Dogs compete in the 8-inch, 12-inch, 16-inch, and 20-inch categories. The top 10 dogs from each height category go on to compete in the championships.

While she made two firsts, Nimble also had at least two big aces in her paws.

Despite coming in an underdog — as part of the non-purebred category the WKC refers to as "All American Dogs" — Nimble is a combination of two pedigrees made up of winners: a border collie-papillon mix.
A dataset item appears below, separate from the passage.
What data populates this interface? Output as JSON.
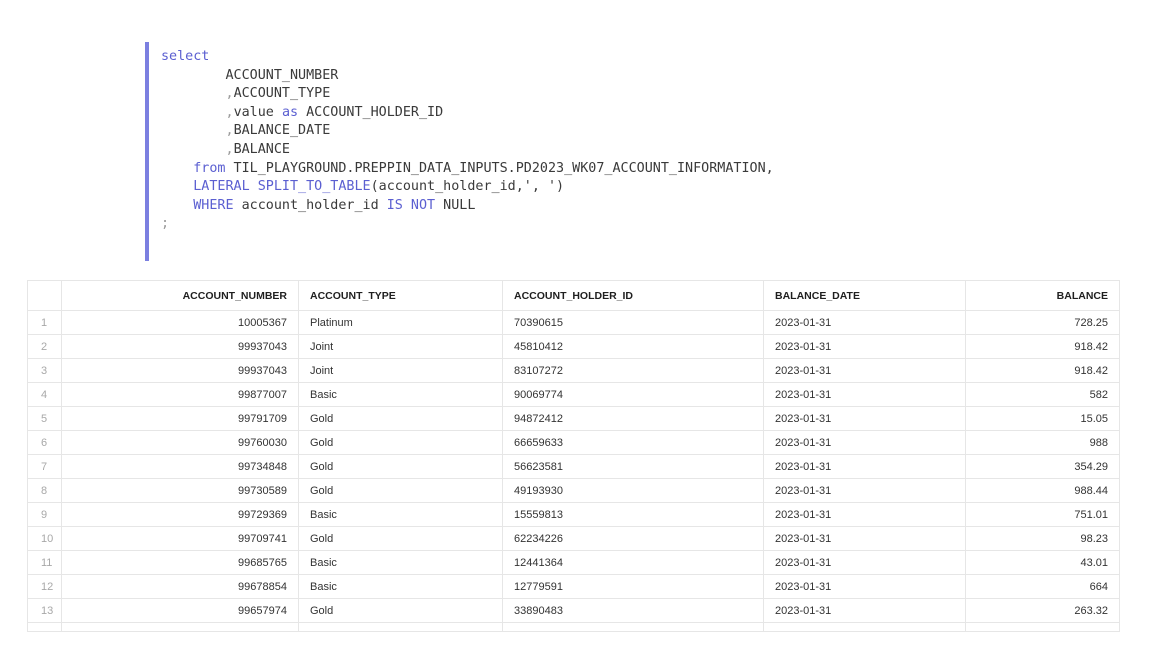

Border collies have won eight of the last 11 agility titles, while the top three finishers in this year's competition were all papillons.

Nimble's second secret weapon: her owner and handler Hornor, who won the Masters Agility title in 2023 with her other dog Truant, a 20-inch border collie.

"This is going to be a fun run," a Fox Sports announcer predicted on Saturday as Nimble eagerly waited for the clock to start her final run.

When it did, the pointy-eared black and white pup rocketed her way through a series of hoops, seesaws, ladders and more with hardly any cueing needed from Horner.

"I said it was going to be fun, but I didn't know it was going to be an e-ticket!" the announcer said halfway through Nimble's race, with eager crowds cheering in the background.

Hornor says she hopes Nimble's big win will be enough to put to bed any false ideas that mixed breeds can't be as fast as purebred dogs.

"Agility is the equalizer," Hornor said. "Mixed-breed dogs can be just as fast as purebred dogs."

Nimble's reward for proving it?

"She got steak, and she got to play," said Hornor. "She just really loves playing, so her reward is being able to go run and play."

And if there's one lesson Hornor wants other dog owners to take away from Nimble's big win, it's that agility is a great way for owners to bond with their dogs.

"It's the thing I enjoy the most about this sport," said Hornor, who has been an agility trainer for more than 20 years. "When I see my students, I love seeing their bond grow with their dogs because of agility."

Copyright 2024 NPR

Rebecca Rosman
[Copyright 2024 NPR]